▸ Exercise requirements: Set the records down once more so that they match the source word for word.

▸ Element data from apps and pages:
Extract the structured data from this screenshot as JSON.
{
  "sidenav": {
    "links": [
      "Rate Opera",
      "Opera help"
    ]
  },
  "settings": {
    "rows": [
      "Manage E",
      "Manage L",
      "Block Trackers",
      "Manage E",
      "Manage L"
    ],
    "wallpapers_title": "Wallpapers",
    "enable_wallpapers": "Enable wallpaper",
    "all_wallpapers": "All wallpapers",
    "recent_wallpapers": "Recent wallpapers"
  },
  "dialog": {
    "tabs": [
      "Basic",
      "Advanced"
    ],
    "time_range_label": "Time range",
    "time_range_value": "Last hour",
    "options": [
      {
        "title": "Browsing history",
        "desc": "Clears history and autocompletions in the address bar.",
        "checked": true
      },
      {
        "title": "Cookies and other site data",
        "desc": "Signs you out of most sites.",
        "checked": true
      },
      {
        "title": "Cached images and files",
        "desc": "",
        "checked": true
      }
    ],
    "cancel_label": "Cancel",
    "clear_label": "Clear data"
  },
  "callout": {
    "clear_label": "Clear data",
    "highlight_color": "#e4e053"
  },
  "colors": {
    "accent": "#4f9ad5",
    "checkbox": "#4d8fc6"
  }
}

▸ Exercise answer:
Extract the structured data from this screenshot as JSON.
{
  "sidenav": {
    "links": [
      "Rate Opera",
      "Opera help"
    ]
  },
  "settings": {
    "rows": [
      "Manage E",
      "Manage L",
      "Block Trackers",
      "Manage E",
      "Manage L"
    ],
    "wallpapers_title": "Wallpapers",
    "enable_wallpapers": "Enable wallpaper",
    "all_wallpapers": "All wallpapers",
    "recent_wallpapers": "Recent wallpapers"
  },
  "dialog": {
    "tabs": [
      "Basic",
      "Advanced"
    ],
    "time_range_label": "Time range",
    "time_range_value": "Last hour",
    "options": [
      {
        "title": "Browsing history",
        "desc": "Clears history and autocompletions in the address bar.",
        "checked": true
      },
      {
        "title": "Cookies and other site data",
        "desc": "Signs you out of most sites.",
        "checked": true
      },
      {
        "title": "Cached images and files",
        "desc": "",
        "checked": true
      }
    ],
    "cancel_label": "Cancel",
    "clear_label": "Clear data"
  },
  "callout": {
    "clear_label": "Clear data",
    "highlight_color": "#e4e053"
  },
  "colors": {
    "accent": "#4f9ad5",
    "checkbox": "#4d8fc6"
  }
}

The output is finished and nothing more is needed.